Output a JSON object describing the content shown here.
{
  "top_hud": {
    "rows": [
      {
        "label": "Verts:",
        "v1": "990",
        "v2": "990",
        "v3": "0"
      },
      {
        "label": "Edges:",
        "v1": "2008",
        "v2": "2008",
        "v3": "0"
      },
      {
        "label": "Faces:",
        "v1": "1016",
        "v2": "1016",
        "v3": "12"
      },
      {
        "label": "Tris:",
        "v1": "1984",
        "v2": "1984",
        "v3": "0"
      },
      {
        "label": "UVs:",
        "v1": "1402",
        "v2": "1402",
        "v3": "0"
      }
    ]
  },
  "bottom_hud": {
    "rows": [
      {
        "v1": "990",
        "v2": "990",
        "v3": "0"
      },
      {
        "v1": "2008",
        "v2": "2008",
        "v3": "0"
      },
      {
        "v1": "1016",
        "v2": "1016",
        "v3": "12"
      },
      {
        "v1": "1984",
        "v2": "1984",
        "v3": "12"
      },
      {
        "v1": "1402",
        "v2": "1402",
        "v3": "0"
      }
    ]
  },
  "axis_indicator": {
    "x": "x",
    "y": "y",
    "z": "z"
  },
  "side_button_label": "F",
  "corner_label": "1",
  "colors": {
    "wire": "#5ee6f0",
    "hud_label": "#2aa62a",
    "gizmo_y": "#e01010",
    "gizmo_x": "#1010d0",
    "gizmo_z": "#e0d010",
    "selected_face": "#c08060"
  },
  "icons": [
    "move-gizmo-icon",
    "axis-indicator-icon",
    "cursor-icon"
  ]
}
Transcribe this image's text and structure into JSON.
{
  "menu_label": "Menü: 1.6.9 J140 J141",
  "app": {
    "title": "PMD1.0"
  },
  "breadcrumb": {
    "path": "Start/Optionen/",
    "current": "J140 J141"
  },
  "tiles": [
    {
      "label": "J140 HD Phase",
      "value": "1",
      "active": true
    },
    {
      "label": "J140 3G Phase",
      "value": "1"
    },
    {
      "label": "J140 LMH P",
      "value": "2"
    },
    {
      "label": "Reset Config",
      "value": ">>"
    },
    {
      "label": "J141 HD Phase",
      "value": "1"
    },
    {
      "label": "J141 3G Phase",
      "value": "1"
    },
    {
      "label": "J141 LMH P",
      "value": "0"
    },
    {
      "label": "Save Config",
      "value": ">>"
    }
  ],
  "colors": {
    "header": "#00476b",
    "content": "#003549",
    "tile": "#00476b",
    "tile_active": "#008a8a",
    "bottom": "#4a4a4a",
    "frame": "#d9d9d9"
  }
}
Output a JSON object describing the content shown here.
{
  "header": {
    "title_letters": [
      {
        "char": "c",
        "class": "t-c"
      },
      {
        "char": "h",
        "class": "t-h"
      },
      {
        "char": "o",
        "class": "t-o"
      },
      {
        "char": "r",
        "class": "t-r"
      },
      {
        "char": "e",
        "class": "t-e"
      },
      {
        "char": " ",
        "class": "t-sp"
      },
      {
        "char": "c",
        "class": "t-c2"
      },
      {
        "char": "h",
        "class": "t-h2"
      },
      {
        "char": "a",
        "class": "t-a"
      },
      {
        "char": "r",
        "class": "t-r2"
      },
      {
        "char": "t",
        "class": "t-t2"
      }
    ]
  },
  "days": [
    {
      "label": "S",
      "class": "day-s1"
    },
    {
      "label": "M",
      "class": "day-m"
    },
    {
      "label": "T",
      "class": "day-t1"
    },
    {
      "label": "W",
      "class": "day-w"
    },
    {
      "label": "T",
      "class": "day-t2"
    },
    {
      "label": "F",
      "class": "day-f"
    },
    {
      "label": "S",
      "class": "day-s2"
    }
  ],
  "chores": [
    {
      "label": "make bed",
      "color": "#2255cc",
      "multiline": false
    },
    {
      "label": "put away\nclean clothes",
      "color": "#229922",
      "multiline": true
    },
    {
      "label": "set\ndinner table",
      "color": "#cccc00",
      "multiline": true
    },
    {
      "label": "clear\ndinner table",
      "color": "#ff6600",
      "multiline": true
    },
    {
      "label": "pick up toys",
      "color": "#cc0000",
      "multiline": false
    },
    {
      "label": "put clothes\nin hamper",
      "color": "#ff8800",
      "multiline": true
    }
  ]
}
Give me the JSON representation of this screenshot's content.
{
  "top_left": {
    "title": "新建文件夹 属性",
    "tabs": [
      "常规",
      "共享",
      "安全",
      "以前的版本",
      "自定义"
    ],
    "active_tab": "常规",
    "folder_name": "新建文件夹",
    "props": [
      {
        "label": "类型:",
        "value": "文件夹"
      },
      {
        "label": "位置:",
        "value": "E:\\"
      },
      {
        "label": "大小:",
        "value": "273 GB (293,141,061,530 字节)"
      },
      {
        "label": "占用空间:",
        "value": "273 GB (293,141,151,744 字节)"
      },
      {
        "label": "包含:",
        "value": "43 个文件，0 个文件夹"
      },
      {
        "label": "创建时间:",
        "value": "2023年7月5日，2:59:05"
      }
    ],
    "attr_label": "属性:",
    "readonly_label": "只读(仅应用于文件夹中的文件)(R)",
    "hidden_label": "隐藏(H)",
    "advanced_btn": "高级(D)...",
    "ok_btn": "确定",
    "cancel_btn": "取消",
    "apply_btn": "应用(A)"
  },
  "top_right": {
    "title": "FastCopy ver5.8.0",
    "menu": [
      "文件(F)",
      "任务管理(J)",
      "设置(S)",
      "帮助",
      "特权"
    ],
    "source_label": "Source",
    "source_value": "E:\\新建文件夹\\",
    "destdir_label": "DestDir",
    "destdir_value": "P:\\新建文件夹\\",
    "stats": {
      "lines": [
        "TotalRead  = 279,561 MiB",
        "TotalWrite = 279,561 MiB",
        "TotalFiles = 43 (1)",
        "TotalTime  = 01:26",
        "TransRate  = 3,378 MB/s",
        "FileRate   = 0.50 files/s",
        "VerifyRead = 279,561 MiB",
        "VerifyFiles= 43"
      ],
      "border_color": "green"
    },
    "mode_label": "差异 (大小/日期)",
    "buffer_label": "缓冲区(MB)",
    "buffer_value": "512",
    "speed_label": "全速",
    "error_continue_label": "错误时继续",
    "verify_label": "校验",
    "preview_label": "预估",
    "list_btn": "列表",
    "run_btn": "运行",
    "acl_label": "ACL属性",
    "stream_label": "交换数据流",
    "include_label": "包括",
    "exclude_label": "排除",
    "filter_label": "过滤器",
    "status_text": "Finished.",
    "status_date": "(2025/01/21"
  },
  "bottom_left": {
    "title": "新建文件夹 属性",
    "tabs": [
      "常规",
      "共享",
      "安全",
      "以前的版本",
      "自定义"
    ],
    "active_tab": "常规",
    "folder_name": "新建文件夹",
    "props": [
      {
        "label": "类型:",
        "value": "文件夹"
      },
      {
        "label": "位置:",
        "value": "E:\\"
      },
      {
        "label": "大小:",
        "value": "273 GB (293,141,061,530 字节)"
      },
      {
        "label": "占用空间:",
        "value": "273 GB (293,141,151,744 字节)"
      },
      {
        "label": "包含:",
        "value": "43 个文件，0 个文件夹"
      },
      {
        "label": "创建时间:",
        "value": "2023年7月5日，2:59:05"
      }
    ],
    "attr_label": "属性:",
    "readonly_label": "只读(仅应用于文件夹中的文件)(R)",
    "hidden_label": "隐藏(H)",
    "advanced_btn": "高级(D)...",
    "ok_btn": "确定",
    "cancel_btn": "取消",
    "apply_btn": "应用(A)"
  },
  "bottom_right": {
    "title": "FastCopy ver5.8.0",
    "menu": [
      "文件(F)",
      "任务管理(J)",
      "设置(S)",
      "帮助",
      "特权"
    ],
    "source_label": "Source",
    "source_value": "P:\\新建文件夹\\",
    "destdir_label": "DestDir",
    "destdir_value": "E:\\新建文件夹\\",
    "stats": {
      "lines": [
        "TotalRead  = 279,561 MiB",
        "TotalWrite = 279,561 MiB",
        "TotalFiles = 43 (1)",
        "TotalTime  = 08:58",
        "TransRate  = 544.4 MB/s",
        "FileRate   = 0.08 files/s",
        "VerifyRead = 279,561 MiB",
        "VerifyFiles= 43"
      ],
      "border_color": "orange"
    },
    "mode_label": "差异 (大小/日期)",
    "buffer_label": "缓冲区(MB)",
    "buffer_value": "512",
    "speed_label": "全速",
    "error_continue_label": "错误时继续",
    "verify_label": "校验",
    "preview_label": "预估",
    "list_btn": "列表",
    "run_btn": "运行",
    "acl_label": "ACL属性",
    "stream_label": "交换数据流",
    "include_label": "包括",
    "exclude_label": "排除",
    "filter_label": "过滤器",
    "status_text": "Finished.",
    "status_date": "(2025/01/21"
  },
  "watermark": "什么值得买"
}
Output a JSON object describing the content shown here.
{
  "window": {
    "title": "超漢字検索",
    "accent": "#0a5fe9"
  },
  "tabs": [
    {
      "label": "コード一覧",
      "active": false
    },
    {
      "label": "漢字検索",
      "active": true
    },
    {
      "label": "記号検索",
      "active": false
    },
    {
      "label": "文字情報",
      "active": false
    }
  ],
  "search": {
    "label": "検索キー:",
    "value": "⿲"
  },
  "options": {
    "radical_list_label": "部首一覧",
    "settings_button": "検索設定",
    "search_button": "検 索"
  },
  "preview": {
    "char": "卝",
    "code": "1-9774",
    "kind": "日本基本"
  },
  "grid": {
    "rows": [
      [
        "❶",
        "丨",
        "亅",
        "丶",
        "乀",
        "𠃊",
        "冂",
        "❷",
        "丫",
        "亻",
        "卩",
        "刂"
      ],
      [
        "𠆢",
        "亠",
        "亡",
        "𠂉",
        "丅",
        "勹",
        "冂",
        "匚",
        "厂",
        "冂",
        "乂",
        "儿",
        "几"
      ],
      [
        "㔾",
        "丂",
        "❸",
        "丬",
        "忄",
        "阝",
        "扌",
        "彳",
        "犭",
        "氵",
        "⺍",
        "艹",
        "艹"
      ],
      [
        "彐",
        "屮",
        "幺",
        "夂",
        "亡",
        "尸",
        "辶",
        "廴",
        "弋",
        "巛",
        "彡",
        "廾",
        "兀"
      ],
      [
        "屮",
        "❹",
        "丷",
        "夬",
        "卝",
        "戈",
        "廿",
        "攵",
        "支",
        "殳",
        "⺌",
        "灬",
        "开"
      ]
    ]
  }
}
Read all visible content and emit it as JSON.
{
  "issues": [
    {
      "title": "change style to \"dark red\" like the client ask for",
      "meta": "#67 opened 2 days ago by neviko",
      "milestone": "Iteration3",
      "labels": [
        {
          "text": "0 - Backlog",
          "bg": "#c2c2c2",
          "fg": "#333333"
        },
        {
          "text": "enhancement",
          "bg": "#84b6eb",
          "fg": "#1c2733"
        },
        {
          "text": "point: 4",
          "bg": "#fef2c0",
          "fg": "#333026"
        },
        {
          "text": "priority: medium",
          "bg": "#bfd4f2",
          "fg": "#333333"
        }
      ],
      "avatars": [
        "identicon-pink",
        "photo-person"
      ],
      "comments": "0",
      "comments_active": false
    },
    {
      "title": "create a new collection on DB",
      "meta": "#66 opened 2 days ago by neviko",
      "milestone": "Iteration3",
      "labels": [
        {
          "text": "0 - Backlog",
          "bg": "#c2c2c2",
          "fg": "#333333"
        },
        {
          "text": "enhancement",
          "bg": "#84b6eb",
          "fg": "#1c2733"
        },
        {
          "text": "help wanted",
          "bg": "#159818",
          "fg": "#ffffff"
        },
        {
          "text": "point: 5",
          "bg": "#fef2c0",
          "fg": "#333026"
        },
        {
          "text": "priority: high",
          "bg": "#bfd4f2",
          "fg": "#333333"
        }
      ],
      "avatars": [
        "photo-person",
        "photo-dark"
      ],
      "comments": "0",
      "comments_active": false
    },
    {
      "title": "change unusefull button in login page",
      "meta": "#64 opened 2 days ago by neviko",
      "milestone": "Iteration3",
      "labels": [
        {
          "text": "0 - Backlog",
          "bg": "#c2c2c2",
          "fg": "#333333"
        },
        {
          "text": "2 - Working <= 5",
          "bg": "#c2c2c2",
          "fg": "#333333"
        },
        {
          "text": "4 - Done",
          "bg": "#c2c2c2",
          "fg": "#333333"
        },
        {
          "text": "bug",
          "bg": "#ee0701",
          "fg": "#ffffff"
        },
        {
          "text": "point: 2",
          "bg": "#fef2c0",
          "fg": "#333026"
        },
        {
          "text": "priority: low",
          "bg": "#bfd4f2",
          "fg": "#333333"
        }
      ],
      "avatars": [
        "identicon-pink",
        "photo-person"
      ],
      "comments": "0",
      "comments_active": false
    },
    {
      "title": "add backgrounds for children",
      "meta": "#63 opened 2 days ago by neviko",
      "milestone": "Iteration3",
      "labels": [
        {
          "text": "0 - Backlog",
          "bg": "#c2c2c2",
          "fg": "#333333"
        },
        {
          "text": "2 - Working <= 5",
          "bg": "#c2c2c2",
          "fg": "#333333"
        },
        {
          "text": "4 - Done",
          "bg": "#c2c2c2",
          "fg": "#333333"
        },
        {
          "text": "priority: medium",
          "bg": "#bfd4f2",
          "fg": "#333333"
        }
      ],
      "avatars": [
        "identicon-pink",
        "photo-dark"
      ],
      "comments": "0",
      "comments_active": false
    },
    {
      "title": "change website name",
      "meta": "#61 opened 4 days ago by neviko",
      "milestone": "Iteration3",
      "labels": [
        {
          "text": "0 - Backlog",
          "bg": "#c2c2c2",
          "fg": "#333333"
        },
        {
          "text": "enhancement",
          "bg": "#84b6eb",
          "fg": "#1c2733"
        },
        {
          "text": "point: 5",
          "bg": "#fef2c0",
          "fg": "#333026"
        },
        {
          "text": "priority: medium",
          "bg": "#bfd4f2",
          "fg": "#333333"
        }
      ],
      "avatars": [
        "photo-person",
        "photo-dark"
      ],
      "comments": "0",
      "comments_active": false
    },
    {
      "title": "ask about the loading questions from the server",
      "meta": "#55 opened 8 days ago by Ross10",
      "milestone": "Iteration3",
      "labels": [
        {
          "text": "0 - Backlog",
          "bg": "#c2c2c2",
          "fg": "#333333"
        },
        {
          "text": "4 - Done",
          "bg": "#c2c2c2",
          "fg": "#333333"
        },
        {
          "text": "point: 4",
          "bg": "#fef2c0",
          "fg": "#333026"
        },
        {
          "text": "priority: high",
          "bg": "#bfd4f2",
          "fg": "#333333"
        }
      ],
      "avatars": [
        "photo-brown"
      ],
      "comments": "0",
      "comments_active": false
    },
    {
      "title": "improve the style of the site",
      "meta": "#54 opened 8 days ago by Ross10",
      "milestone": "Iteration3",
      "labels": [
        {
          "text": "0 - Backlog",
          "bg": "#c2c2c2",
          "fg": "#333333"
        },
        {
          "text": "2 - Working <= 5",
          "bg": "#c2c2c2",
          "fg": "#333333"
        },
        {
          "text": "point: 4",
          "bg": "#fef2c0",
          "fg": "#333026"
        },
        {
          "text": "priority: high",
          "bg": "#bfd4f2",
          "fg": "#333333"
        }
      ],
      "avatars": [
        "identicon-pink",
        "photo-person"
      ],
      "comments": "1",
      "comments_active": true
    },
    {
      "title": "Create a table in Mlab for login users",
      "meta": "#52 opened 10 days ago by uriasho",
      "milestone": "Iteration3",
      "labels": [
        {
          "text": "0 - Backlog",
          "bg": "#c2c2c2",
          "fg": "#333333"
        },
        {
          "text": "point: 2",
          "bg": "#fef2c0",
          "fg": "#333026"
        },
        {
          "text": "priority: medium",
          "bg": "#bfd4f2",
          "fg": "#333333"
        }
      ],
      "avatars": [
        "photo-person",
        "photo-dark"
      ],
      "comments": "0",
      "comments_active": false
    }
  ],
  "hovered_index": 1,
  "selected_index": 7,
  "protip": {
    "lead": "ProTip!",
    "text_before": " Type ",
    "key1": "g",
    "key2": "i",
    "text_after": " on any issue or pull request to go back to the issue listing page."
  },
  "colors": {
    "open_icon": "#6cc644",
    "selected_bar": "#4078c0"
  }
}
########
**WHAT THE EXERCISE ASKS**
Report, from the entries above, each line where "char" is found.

**REPLY TO THE TASK**
        "char": "c",
        "char": "h",
        "char": "o",
        "char": "r",
        "char": "e",
        "char": " ",
        "char": "c",
        "char": "h",
        "char": "a",
        "char": "r",
        "char": "t",
    "char": "卝",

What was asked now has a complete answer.